Tuesday, January 13, 2009

Highlights of the Companies Bill, 2008

Following are the highlights of the Companies Bill 2008 - Accounts and Audit:
  1. Central government can now direct companies under investigation to maintain their books of accounts for a period exceeding 8 years.
  2. The requirement of mens rea for penal provisions has been removed.
  3. The definition of 'financial statements' now includes Cash Flow Statement
  4. The definition of 'financial year' makes it mandatory for all companies to follow a financial year ending on 31st March. Corporates can follow a different financial year only with the prior approval of the National Company Law Tribunal ('NCLT').
  5. A holding company is required to prepare consolidated financial statements for all subsidiaries. This requirement was hitherto applicable only for listed companies under the Listing agreement.
  6. A holding company need not append the annual reports of its subsidiaries with its own annual report.
  7. National Advisory Committee's scope has been enlarged to cover auditing standards.
  8. Financial statements can now be signed by the Chairman of the Board, if so authorised by the Board

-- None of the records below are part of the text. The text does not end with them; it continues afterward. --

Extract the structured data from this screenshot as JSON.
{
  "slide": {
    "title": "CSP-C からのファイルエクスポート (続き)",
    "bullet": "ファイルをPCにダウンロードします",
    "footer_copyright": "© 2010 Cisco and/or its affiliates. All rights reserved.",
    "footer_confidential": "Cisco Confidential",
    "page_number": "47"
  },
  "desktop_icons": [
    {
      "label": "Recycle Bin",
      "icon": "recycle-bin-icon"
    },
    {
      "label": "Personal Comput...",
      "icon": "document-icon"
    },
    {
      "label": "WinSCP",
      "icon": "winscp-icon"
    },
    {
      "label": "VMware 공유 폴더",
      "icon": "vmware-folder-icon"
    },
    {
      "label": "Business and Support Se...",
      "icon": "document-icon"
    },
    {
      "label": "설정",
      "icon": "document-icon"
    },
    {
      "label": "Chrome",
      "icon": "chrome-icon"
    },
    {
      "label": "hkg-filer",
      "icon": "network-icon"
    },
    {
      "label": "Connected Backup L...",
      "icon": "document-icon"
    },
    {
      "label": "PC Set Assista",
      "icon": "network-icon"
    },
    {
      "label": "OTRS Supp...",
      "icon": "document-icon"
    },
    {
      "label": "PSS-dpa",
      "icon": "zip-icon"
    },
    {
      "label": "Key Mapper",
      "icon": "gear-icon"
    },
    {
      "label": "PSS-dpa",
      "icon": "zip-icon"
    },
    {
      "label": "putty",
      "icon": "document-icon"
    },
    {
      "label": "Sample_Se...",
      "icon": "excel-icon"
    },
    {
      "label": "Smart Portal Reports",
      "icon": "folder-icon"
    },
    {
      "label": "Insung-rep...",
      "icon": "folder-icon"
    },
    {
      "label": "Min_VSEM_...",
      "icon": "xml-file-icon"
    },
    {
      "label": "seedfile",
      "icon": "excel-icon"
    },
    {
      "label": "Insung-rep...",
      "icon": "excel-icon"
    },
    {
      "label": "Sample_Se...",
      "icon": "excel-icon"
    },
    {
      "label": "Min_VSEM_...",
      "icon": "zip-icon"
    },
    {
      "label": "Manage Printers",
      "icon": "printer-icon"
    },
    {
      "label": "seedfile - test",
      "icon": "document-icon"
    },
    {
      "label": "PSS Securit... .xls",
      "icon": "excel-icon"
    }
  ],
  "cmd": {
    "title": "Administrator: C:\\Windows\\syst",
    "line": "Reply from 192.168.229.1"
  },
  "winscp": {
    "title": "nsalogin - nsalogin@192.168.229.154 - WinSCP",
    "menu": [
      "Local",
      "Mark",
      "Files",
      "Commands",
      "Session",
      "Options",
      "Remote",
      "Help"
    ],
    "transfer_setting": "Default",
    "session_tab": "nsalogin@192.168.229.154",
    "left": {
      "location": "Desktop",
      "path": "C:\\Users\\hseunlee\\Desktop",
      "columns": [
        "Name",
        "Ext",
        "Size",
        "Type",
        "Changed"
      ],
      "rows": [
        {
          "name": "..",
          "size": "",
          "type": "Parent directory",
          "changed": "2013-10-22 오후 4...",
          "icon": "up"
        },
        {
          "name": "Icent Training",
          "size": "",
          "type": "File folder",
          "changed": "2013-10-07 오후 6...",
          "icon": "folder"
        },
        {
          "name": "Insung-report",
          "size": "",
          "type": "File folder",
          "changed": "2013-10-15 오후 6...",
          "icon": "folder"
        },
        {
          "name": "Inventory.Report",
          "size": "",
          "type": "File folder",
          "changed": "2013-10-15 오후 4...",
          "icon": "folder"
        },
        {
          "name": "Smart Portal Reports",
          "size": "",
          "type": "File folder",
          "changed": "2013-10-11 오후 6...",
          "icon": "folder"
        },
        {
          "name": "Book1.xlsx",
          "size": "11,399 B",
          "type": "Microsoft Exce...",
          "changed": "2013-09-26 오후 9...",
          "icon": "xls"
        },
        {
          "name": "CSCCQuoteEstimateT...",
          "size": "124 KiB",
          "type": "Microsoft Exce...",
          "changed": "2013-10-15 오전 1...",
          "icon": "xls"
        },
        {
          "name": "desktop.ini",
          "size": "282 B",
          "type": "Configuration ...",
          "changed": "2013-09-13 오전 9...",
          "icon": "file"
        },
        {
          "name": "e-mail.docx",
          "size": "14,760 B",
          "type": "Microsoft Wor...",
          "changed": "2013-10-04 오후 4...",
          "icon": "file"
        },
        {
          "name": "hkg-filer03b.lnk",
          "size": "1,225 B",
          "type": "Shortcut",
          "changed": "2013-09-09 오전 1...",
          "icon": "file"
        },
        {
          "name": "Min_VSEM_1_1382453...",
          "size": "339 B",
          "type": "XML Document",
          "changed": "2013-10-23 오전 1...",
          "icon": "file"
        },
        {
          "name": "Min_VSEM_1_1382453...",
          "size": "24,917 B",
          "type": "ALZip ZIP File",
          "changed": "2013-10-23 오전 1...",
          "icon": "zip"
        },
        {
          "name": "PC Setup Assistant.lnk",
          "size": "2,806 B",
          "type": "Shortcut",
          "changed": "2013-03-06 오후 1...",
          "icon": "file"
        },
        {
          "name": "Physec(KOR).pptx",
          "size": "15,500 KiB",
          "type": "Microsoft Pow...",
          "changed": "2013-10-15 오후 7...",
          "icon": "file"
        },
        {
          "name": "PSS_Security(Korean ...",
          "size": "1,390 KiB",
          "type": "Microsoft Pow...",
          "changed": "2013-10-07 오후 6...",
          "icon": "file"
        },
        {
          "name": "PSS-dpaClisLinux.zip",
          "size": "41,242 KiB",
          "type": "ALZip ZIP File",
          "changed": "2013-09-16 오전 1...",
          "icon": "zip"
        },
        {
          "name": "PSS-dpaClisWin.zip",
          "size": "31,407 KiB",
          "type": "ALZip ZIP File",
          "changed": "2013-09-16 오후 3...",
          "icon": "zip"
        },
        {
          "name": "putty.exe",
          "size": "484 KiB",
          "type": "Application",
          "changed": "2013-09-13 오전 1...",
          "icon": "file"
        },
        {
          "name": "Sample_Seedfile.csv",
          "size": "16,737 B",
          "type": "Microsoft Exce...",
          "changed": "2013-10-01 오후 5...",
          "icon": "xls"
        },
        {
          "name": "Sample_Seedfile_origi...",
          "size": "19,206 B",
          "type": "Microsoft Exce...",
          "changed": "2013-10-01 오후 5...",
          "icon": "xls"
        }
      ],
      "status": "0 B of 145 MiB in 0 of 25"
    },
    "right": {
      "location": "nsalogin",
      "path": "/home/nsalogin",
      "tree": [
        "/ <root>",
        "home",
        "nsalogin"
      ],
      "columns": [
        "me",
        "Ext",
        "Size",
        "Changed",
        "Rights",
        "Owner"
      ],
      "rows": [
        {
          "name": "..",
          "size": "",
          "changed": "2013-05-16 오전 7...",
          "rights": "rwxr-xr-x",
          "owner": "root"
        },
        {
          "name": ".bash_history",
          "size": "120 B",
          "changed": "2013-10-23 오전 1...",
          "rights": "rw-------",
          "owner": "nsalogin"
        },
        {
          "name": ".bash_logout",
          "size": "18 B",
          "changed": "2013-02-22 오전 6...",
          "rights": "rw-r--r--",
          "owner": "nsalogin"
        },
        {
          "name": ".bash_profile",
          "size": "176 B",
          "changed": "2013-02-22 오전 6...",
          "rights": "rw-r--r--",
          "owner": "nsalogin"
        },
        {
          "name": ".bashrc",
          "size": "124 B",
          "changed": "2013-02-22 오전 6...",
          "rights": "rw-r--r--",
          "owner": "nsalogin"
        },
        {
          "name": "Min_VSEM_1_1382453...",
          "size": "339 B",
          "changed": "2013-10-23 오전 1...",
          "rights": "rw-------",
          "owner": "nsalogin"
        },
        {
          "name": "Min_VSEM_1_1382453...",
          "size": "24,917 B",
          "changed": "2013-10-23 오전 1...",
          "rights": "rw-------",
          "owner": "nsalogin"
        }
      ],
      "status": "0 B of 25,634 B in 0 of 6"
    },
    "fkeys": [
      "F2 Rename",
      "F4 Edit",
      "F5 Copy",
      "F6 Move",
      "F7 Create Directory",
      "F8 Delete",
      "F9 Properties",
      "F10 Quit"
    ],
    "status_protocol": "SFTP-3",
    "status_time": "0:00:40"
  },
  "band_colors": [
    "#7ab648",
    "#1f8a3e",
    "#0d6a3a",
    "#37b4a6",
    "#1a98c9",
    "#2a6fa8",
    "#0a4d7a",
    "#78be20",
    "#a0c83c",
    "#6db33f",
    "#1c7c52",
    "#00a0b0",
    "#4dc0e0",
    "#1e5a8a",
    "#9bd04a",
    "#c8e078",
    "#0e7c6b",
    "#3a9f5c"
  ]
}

  9. In case of a One Person Company, a single director can sign the Financial statements.
  10. Financial statements should be compulsorily approved at a Board meeting. Approval by Resolution by circulation is not permitted.
  11. For signing the Financial statements, if only one director is present in India, relaxation was provided under the old law. It is now proposed to remove the relaxation. This is probably because the directors abroad could use their digital signature for the purpose.
  12. Contents of the Directors report now include, inter alia, number of Board meetings, inter-corporate loans / guarantees / investments and related party contracts.
  13. Particulars of employees and energy conversation are not required to be given.
  14. Notice of AGM and other documents are now required to be sent to each of the joint shareholders irrespective of the person whose name appears first
  15. Notice of AGM must be mandatorily sent at least 21 days prior to the date of the meeting. AGM cannot be convened at a shorter duration even if it receives unanimous approval of members present and voting at the meeting.
  16. The existing section 224 requires a company to appoint at each AGM, an auditor or auditors. The new section 123(1) requires every company to appoint an individual or a firm as an auditor. Since the word "auditors is not present in the new provision, it could be literally interpreted that a company cannot appoint Joint auditors as the legislature has deliberately dropped the word "auditors". On the other hand, could be argued that such an interpretation is absurd and not intended by the legislature. The General Clauses Act states that singular includes plural and hence the word "auditor" under the new provision should be interpreted as 'auditor or auditors'.
  17. The onus of informing the ROC the fact of appointment of an auditor has been shifted from the auditor to the company. Company should now inform the above fact within 15 days from the date of the AGM. This information is required to be filed for every appointment or reappointment of the auditor.
  18. Time limit has been set for the CAG to appoint the auditors of a Government company.
  19. Section 224A regarding appointment of auditors by special resolution has been scrapped
  20. Casual vacancy in the office of an auditor arising due to resignation can be filled by the Board subject to approval by the general meeting within 3 months.
  21. If the AGM fails to appoint the auditor, the retiring auditor could continue to act as an auditor. The power of the Central Government to appoint an auditor in such as case has been withdrawn.
  22. Removal of an auditor or appointment of an auditor in place of one retiring now mandatorily requires a special resolution.
  23. NCLT empowered to remove an auditor in case of fraud or collusion.
  24. A CA firm registered as a Limited Liability Partnership ('LLP') acquires the status of a body corporate. Such a firm, it appears, would be disqualified from being appointed as an auditor of a company in the absence of an enabling provision.
  25. No bar on auditor's relatives having business relationship with the company.
  26. Notwithstanding the mode of appointment, auditor's remuneration shall be fixed by the company in the general meeting.
  27. Auditor to have the right of access of books of subsidiary company for the purposes of consolidation.
  28. Auditing standards have been made mandatory.
  29. Auditors report shall inter alia include observations and comments on the adverse functioning of the company and on accounts maintenance and connected matters
  30. The new law requires that only the statutory auditor can sign or certify the Auditor's report or any other document of the company. From a plain reading of the new provision, it appears that the company can get certification for its any requirement only from the statutory auditors.
  31. Section 127 provides a negative list of 8 services that the auditor cannot provide to the company.
  32. The auditor is now entitled as well as obligated to attend the general meetings unless exempted by the company.
  33. The provisions for imprisonment have now been provided for contravention by the auditor.
  34. Section 233A relating to special audit has been deleted.
  35. Infrastructure companies are required to maintain cost records
  36. Only a Cost Accountant can be appointed as a Cost Auditor. Earlier even a Chartered Accountant could be so appointed.
  37. Central Government approval for appointment of a cost auditor is no longer required.
  38. The new law does not provide for the power of the Central Government to direct the circulation of the cost audit report to the members.